For the last 44 years, Virginia has bequeathed its 13 electoral votes to the Republican presidential nominee every election. Those votes helped Yale alumni George H. W. Bush ’48 and George W. Bush ’68 to victory in 1988 and 2000. But they also threatened the candidacies of Bill Clinton LAW ’73 and ultimately helped to end that of John Kerry ’66.
On Saturday, McCain made a final, emotional pitch to voters in this state, urging them to fight on to the final minutes of the campaign.
“We never give up. We never quit. We never hide from history. We make history,” he boomed before a Springfield, Va., crowd that day. “So let us get out and win this election and get our country moving again.”
The Arizona senator has since moved away from this state, trusting his field organizers and a track record of conservative voting to keep the state in his column.
But Monday night, Obama was here, behind a lectern just 33 miles from 1600 Pennsylvania Avenue.

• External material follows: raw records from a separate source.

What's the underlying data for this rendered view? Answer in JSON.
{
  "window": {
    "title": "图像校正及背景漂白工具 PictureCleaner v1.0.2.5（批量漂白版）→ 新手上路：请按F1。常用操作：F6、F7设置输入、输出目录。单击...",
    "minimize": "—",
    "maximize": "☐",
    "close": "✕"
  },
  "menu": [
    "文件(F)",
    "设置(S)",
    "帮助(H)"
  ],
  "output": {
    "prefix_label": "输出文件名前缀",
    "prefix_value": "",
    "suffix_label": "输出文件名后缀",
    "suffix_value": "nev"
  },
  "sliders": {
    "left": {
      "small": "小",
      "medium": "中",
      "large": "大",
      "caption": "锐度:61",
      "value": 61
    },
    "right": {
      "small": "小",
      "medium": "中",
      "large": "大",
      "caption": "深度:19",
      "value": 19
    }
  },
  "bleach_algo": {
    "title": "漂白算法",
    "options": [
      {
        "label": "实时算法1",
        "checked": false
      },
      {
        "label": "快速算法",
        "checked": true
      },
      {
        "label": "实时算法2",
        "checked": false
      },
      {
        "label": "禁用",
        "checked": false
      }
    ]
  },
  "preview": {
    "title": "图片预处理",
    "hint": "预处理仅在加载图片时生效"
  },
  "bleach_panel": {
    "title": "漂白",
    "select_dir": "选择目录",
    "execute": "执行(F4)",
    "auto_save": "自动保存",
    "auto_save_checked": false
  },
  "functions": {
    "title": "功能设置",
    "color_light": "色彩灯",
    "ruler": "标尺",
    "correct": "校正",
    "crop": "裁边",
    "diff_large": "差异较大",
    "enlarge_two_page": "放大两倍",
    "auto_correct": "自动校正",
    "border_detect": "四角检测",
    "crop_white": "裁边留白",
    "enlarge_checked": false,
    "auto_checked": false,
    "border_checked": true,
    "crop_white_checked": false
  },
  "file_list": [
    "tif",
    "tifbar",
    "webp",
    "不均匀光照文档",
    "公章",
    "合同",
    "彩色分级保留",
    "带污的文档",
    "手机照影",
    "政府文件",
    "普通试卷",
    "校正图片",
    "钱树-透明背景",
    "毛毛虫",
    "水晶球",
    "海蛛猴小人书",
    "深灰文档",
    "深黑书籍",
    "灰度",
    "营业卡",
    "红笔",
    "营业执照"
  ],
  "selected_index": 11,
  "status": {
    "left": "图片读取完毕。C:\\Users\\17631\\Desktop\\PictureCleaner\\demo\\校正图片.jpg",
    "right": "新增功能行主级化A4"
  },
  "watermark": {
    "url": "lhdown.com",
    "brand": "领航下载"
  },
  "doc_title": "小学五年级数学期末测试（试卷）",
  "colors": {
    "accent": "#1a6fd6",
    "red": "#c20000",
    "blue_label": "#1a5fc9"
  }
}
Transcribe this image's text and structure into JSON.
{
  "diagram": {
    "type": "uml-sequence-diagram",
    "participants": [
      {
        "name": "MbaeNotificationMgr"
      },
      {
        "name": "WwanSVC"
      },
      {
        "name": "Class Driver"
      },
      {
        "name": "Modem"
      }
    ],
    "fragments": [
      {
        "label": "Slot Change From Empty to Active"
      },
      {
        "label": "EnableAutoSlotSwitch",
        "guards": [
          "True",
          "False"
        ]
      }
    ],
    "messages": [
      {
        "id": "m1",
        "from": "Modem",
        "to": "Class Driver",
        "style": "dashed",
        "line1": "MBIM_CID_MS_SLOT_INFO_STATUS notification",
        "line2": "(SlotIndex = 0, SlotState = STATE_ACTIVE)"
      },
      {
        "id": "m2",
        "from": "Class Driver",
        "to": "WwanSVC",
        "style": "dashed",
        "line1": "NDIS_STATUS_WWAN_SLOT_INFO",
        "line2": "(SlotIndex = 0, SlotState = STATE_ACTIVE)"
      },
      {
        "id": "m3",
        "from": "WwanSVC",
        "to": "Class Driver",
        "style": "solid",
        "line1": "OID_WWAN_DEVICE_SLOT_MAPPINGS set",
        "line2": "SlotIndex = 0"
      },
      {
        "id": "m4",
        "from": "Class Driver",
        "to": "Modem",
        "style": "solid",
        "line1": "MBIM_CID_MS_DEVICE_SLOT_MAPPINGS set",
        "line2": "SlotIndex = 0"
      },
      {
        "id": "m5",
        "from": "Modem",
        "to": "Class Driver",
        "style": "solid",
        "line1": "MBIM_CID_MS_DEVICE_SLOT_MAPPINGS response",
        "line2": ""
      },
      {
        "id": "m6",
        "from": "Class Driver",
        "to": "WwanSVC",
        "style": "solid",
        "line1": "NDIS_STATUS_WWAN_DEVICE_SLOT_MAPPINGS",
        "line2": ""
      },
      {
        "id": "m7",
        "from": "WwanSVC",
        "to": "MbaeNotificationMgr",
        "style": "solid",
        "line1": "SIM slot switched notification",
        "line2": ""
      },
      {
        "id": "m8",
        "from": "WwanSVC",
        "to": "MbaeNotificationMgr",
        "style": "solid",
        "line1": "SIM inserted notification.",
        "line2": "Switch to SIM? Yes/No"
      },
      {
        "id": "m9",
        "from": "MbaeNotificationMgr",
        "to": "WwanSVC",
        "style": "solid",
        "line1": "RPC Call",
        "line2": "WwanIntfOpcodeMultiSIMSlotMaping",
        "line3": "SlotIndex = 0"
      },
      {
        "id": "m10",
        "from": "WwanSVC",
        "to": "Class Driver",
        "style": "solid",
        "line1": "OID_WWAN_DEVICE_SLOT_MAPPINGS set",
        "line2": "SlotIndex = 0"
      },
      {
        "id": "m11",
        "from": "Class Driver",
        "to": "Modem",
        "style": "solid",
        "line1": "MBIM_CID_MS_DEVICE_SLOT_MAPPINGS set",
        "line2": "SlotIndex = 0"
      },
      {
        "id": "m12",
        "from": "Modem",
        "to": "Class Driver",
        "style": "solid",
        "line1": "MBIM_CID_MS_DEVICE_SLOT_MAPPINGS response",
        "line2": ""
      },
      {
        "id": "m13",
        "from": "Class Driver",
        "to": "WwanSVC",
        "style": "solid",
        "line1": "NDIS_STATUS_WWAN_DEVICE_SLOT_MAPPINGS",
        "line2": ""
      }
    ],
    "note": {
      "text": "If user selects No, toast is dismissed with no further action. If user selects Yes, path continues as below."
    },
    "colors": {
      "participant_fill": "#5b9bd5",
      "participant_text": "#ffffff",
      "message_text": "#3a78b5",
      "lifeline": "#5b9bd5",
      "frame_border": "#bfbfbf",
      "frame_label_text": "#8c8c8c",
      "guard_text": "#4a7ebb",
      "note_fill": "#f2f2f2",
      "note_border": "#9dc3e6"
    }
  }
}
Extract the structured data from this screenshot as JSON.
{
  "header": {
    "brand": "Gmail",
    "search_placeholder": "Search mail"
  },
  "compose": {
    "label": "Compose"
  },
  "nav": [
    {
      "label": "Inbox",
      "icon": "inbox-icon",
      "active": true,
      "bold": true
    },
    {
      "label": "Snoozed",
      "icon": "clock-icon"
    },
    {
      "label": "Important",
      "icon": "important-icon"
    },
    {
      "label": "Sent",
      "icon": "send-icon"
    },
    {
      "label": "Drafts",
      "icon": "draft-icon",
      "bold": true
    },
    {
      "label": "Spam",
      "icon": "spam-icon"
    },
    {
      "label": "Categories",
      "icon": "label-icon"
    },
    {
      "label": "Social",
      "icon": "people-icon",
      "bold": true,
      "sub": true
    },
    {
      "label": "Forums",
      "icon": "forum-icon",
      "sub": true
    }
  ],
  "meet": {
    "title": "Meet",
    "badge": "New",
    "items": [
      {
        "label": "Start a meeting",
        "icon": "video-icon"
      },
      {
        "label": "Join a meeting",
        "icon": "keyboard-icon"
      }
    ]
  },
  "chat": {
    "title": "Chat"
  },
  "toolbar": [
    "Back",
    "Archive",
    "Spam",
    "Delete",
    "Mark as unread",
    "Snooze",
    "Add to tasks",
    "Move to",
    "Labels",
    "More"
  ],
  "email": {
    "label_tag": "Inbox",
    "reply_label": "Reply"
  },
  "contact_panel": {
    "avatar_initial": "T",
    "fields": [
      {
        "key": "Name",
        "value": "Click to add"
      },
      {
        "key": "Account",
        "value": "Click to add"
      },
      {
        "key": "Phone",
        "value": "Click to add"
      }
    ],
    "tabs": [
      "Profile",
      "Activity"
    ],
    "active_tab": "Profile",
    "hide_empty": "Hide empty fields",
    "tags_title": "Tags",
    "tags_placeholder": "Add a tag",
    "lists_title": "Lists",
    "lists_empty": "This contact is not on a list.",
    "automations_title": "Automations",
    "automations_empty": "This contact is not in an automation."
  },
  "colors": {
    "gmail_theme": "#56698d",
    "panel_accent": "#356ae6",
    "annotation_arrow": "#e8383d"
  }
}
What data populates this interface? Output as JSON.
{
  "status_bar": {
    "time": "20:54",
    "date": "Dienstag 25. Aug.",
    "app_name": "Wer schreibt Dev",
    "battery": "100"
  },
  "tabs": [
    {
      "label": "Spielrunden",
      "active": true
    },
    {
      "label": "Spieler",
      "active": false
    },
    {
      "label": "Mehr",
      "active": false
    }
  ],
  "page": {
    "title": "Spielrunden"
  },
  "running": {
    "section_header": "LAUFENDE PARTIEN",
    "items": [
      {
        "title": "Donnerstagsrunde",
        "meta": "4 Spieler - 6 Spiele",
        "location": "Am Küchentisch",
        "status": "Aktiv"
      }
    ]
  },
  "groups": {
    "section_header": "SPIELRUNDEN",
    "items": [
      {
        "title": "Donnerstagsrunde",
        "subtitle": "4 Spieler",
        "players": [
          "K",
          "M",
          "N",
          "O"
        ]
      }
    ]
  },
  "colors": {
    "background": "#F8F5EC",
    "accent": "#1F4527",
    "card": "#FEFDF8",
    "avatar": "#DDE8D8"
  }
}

There was a moment Monday when his appearance at in Virginia seemed an open question: His grandmother died of cancer Monday in Honolulu.
Still, his speech at Manassas Park was focused on tomorrow.
“I just want to say whatever happens I’ve been deeply humbled by this journey,” he said Monday night. “You’ve filled me with new hope for our future, and you’ve reminded me about what makes America so special.”
After his appearance here Monday, after 20 months of advertising and fundraising, speechmaking and glad-handing, the man who captured the hearts of many Elis and many more voters across the country has no more campaign stops to make. Now, he waits.
Paul Needham contributed reporting from Prescott, Ariz.